First, in 2010, the county sued Keller because the house, already picked clean by scavengers, was in a shambles, its hanging gutters and collapsed garage in violation of local housing code. Then the tax collector started sending Keller notices about mounting back taxes, sewer fees and bills for weed and waste removal. And last year, Chase’s debt collector began pressing Keller to pay his mortgage, which had swollen, with penalties and fees, from $62,100.27 to $84,194.69.

The worst news came last January, when the Social Security Administration rejected Keller’s application for disability benefits; the “asset” on Avondale Avenue rendered him ineligible. Keller’s medical problems include advanced liver disease, hepatitis C and inactive tuberculosis. Without disability coverage, he can’t get the liver transplant he needs to stay alive.

“I can’t make it end,” says Keller. “This house, I can’t get out.”

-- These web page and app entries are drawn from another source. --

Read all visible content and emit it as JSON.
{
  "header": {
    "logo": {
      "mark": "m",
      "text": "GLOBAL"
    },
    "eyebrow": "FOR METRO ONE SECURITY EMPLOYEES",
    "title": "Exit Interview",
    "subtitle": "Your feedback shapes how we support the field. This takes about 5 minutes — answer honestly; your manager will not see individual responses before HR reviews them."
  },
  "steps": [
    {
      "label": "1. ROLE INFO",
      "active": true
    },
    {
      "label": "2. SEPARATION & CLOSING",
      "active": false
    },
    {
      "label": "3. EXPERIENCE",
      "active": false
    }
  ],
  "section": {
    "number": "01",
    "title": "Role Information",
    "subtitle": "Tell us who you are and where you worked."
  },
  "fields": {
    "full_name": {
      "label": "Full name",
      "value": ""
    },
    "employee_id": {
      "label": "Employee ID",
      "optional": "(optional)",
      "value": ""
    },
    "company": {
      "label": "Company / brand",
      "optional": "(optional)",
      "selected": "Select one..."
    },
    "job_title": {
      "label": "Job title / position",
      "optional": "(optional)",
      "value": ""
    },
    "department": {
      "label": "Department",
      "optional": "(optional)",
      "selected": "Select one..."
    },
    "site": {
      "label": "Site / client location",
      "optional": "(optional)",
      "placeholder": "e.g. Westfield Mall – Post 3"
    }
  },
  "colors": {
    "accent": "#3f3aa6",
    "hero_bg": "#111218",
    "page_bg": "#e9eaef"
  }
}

Keller continues to bear responsibility for the house because on December 23, 2008 – about two months after he received Chase’s notice of sale – the bank filed to dismiss the foreclosure judgment and the order of sale. Chase said it sent Keller a copy of its court filing on December 9, 2008. Keller says he never received any notification. Either way, his name remained on the property title.

WITH IMPUNITY

The Kellers are caught up in a little-known horror of the U.S. housing bust: the zombie title. Six years in, thousands of homeowners are finding themselves legally liable for houses they didn’t know they still owned after banks decided it wasn’t worth their while to complete foreclosures on them. With impunity, banks have been walking away from foreclosures much the way some homeowners walked away from their mortgages when the housing market first crashed.

“The banks are just deciding not to foreclose, even though the homeowners never caught up with their payments,” says Daren Blomquist, vice president at RealtyTrac, a real-estate information company in Irvine, California.

Since 2006, 10 million homes have fallen into foreclosure, according to RealtyTrac, a number that in earlier, more stable times would have taken nearly two decades to reach. Of those foreclosures, more than 2 million have never come out. Some may be occupied by owners who have been living gratis. Others have been caught up in what is now known as the robo-signing scandal, when banks spun out reams of fraudulent documents to foreclose quickly on as many homeowners as they could.

Read More

Posted by on Jan 10, 2013 in Foreclosures, This Is America | 2 comments

SWAT Foreclosure

IDAHO SPRINGS – A two-county SWAT team was sent to a home in Idaho Springs to evict a 63-year-old woman.  The eviction happened last Tuesday, according to Captain Bruce Snelling with the Clear Creek County Sheriff’s Department.

“Usually an eviction doesn’t call for a tactical team,” Captain Snelling said.

SWAT team members with assault rifles were sent in because two dozen protestors joined 63-year-old Sahara Donahue.  The protestors were part of a group called the Colorado Foreclosure Resistance Coalition, which is part of the Occupy movement.

The group’s spokesperson said they were there to help prevent officers from kicking Donahue out of her home. “We expected one or two sheriff’s deputies to show up, instead what we had was ten vans show up,” Darren O’Connor, a member of the coalition, said.

Read More

Posted by on Nov 6, 2012 in Foreclosures | 0 comments